##### Material provided #####

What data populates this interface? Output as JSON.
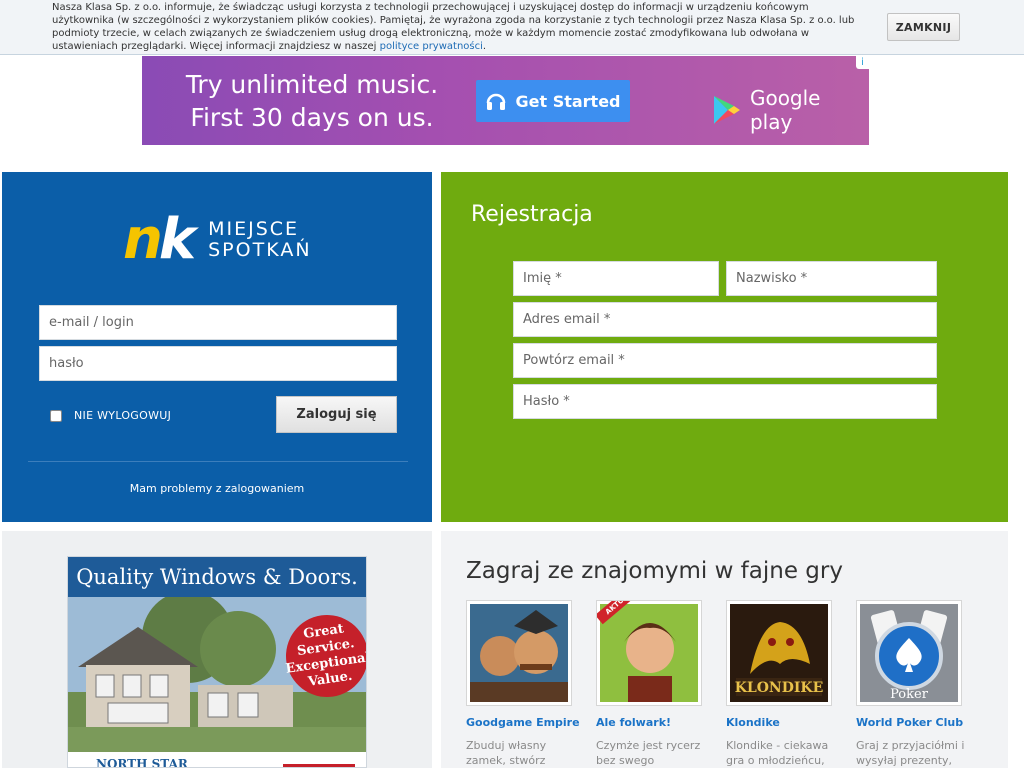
{
  "cookie_bar": {
    "text": "Nasza Klasa Sp. z o.o. informuje, że świadcząc usługi korzysta z technologii przechowującej i uzyskującej dostęp do informacji w urządzeniu końcowym użytkownika (w szczególności z wykorzystaniem plików cookies). Pamiętaj, że wyrażona zgoda na korzystanie z tych technologii przez Nasza Klasa Sp. z o.o. lub podmioty trzecie, w celach związanych ze świadczeniem usług drogą elektroniczną, może w każdym momencie zostać zmodyfikowana lub odwołana w ustawieniach przeglądarki. Więcej informacji znajdziesz w naszej",
    "link": "polityce prywatności",
    "link_suffix": ".",
    "close_label": "ZAMKNIJ"
  },
  "ad_banner": {
    "line1": "Try unlimited music.",
    "line2": "First 30 days on us.",
    "cta": "Get Started",
    "store": "Google play",
    "info_icon": "info-icon"
  },
  "login": {
    "logo_line1": "MIEJSCE",
    "logo_line2": "SPOTKAŃ",
    "email_placeholder": "e-mail / login",
    "password_placeholder": "hasło",
    "remember_label": "NIE WYLOGOWUJ",
    "login_button": "Zaloguj się",
    "problem_link": "Mam problemy z zalogowaniem",
    "colors": {
      "panel": "#0b5ea8",
      "logo_n": "#f5c400"
    }
  },
  "register": {
    "title": "Rejestracja",
    "first_name": "Imię *",
    "last_name": "Nazwisko *",
    "email": "Adres email *",
    "email_repeat": "Powtórz email *",
    "password": "Hasło *",
    "colors": {
      "panel": "#6fab0f"
    }
  },
  "windows_ad": {
    "headline": "Quality Windows & Doors.",
    "badge_line1": "Great",
    "badge_line2": "Service.",
    "badge_line3": "Exceptional",
    "badge_line4": "Value.",
    "brand": "NORTH STAR"
  },
  "games": {
    "title": "Zagraj ze znajomymi w fajne gry",
    "items": [
      {
        "name": "Goodgame Empire",
        "desc": "Zbuduj własny zamek, stwórz",
        "icon": "warrior-icon"
      },
      {
        "name": "Ale folwark!",
        "desc": "Czymże jest rycerz bez swego majątku?",
        "badge": "AKTUALIZACJA",
        "icon": "farmer-icon"
      },
      {
        "name": "Klondike",
        "desc": "Klondike - ciekawa gra o młodzieńcu,",
        "icon": "dragon-icon"
      },
      {
        "name": "World Poker Club",
        "desc": "Graj z przyjaciółmi i wysyłaj prezenty,",
        "icon": "poker-icon"
      }
    ]
  }
}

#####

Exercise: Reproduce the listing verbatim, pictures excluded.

Final answer:
What data populates this interface? Output as JSON.
{
  "cookie_bar": {
    "text": "Nasza Klasa Sp. z o.o. informuje, że świadcząc usługi korzysta z technologii przechowującej i uzyskującej dostęp do informacji w urządzeniu końcowym użytkownika (w szczególności z wykorzystaniem plików cookies). Pamiętaj, że wyrażona zgoda na korzystanie z tych technologii przez Nasza Klasa Sp. z o.o. lub podmioty trzecie, w celach związanych ze świadczeniem usług drogą elektroniczną, może w każdym momencie zostać zmodyfikowana lub odwołana w ustawieniach przeglądarki. Więcej informacji znajdziesz w naszej",
    "link": "polityce prywatności",
    "link_suffix": ".",
    "close_label": "ZAMKNIJ"
  },
  "ad_banner": {
    "line1": "Try unlimited music.",
    "line2": "First 30 days on us.",
    "cta": "Get Started",
    "store": "Google play",
    "info_icon": "info-icon"
  },
  "login": {
    "logo_line1": "MIEJSCE",
    "logo_line2": "SPOTKAŃ",
    "email_placeholder": "e-mail / login",
    "password_placeholder": "hasło",
    "remember_label": "NIE WYLOGOWUJ",
    "login_button": "Zaloguj się",
    "problem_link": "Mam problemy z zalogowaniem",
    "colors": {
      "panel": "#0b5ea8",
      "logo_n": "#f5c400"
    }
  },
  "register": {
    "title": "Rejestracja",
    "first_name": "Imię *",
    "last_name": "Nazwisko *",
    "email": "Adres email *",
    "email_repeat": "Powtórz email *",
    "password": "Hasło *",
    "colors": {
      "panel": "#6fab0f"
    }
  },
  "windows_ad": {
    "headline": "Quality Windows & Doors.",
    "badge_line1": "Great",
    "badge_line2": "Service.",
    "badge_line3": "Exceptional",
    "badge_line4": "Value.",
    "brand": "NORTH STAR"
  },
  "games": {
    "title": "Zagraj ze znajomymi w fajne gry",
    "items": [
      {
        "name": "Goodgame Empire",
        "desc": "Zbuduj własny zamek, stwórz",
        "icon": "warrior-icon"
      },
      {
        "name": "Ale folwark!",
        "desc": "Czymże jest rycerz bez swego majątku?",
        "badge": "AKTUALIZACJA",
        "icon": "farmer-icon"
      },
      {
        "name": "Klondike",
        "desc": "Klondike - ciekawa gra o młodzieńcu,",
        "icon": "dragon-icon"
      },
      {
        "name": "World Poker Club",
        "desc": "Graj z przyjaciółmi i wysyłaj prezenty,",
        "icon": "poker-icon"
      }
    ]
  }
}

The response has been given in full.